Surgery
Over 2,000 women had cosmetic surgery on their vaginas in 2010 (Reuters)

There has been a five-fold increase in the number of girls and women having cosmetic surgery on their vaginas, researchers have found.

A study by the Royal College of Obstetricians and Gynaecologists (RCOF) and the British Society for Paediatric and Adolescent Gynaecology (BritSPAG) found over 2,000 operations of this kind were carried out in 2010.

As a result, experts have warned about the risks and dangers involved in female genital cosmetic surgery (FGCS), especially among girls below the age of 18 as their vaginas have not fully developed.

FGCS involves procedures that are not medically needed. They change the structure or appearance of the external genitalia or internally in cases of vaginal tightening.

A paper published by the RCOG looked at why women and girls are having FGCS and found in many cases the primary reason was appearance. Other reasons involved difficulty during sex and discomfort when wearing tight clothes.

The experts said short-term risks involve bleeding and infection, while there can also be long-term damage to sensitivity and sexual function because surgery can disrupt nerve supply. They warn FGCS before full development can also lead to long-term problems.

Suzi Leather, chair of the RCOG's Ethics Committee, said: "The Ethics Committee at the RCOG is concerned about the recent increase in labial reduction procedures, fuelled in part by the mass media and inaccurate advertising.

Psychological assessment

"Some women are requesting it solely for cosmetic reasons and these decisions are not always being made on informed understanding of the normal variations that exist but influenced by images from popular culture and the pornography industry. We need to inform women that everyone is unique and that variation in appearance is normal in the vast majority of cases."

Making recommendations for FGCS, the authors say women should have accurate information about the surgery as well as counselling for body image distress. They also said advertising should not mislead women about what is normal and what is possible with surgery.

BritSPAG said more should be done to find out why adolescent girls are unhappy with the appearance of their vaginas, including accessibility to unrealistic appearance of female genitals in popular culture.

Paul Wood, from BritSPAG said: "Labiaplasty is a form of FGCS and there is no scientific evidence to support its practice. For adolescents the risk of harm is even more serious.
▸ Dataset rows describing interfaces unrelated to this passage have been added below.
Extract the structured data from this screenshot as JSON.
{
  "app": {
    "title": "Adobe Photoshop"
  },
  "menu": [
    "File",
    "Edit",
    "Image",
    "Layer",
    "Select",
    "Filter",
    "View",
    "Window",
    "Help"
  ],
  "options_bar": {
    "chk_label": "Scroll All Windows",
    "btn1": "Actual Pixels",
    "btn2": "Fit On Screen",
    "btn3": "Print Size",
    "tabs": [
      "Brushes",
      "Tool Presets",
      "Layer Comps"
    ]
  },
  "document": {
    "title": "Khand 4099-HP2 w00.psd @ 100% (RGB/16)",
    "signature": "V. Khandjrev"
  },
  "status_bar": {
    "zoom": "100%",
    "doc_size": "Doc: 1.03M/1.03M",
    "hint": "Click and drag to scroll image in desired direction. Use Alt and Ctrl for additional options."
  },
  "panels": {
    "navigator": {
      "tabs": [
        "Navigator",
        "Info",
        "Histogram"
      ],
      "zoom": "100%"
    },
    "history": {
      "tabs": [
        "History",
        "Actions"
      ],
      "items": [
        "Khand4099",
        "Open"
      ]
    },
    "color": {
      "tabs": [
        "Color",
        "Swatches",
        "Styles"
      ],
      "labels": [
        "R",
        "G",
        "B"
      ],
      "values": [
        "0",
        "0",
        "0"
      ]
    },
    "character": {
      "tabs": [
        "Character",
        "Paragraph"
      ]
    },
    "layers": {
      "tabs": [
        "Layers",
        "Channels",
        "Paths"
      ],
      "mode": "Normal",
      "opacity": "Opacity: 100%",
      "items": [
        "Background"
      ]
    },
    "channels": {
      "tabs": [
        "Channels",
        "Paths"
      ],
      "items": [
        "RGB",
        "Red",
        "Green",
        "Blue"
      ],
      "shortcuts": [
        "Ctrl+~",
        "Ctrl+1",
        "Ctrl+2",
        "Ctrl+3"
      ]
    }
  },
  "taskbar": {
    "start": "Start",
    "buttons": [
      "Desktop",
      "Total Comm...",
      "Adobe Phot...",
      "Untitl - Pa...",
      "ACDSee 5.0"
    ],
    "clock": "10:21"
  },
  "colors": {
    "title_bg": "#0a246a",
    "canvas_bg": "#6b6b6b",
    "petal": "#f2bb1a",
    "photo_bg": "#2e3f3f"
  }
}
"It is important that clinicians inform girls and where appropriate their guardians about labial anatomy, its development and how there is variation. In addition girls should be aware of distortions in popular culture, the unknown risks and efficacy of procedures and ways to manage labial discomfort. When significant distress is detected, these girls should receive a psychological assessment."

Leather added: "Healthcare professionals should have access to accurate and sensitive information on genital variation to give to women and be sympathetic to individual female body insecurities. Education, support and advice should be at the heart of clinical practice in this area."